Proposals from a Conservative MP to shake up the planning process in order to boost housebuilding have drawn a mixed reaction from the industry.
Former housing minister Nick Boles has set out the wide-ranging measures in a bid to ratchet up housebuilding without resorting to major state intervention.
They include giving councils permission to use compulsory purchase orders to commandeer both greenfield and brownfield sites to build new homes.
Under the proposals, local authorities would pay for the land at ‘current use value’ rather than at a value inflated by building permission, and would be able to reinvest profits from the sale of housing in infrastructure.
Developers that failed to build out land at an agreed rate would be forced to sell land on to others who would be able to meet the target, boosting competition as well as supply.
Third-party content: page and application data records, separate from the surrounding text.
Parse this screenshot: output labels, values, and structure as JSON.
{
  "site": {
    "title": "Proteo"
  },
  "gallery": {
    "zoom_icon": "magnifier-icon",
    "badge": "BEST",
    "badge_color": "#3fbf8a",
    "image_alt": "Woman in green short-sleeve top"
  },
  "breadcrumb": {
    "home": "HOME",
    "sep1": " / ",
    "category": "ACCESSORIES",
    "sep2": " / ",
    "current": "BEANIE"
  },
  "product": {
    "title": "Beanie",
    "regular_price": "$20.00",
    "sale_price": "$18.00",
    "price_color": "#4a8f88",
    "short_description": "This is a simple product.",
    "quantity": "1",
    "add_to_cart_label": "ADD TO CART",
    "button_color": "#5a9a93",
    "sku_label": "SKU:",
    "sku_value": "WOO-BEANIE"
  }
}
The Conservative MP also proposed setting up a Grenfell Housing Commission to build 500,000 homes over a 10-year period as a memorial to those who were killed in the blaze.
It would be funded by a £50bn bond promoted as a patriotic investment, and all public-sector land not in current operational use would be transferred to the Commission.
Finally, Mr Boles proposed giving people in urban areas the ability to add one or two more storeys on to their homes without obtaining planning permission, up to a maximum of four storeys, in order to boost housing density.
The government has come under pressure to boost housebuilding as youngsters increasingly shut out of homeownership turn to Jeremy Corbyn’s Labour Party, which is pledging to build over a million new homes.
Mr Boles' proposals echo some key planks of Labour's housing policy within its manifesto.
These include building at least 100,000 council and housing association homes for rent or sale a year "for genuinely affordable rent or sale".
Labour will establish a new Department for Housing to focus on tackling the crisis, tasked with improving the number, standards and affordability of homes.
It will also prioritise brownfield sites, and launch a National Transformation Fund to boost housebuilding by supporting the construction sector.
Mr Boles called on fellow Tories to back his plans, pointing out that homeowners are more likely to vote Conservative.
Buying agent and market commentator Henry Pryor said: “Those of us who had wondered if there was any common sense left lurking within the Conservative Party will take some comfort from what Mr Boles is talking about.
“Leaving the private sector to solve affordability hasn’t worked because the private sector needs to make a profit. We need to be less concerned about those who already own homes and provide solutions for those left behind.
“Paying open market development values for land to provide social housing in an era of record low interest rates is clearly crackers."
Toby Lloyd, head of policy at Shelter, called on the government to take Mr Boles’ ideas on board and reform the law to “let the true market values [of land] come through.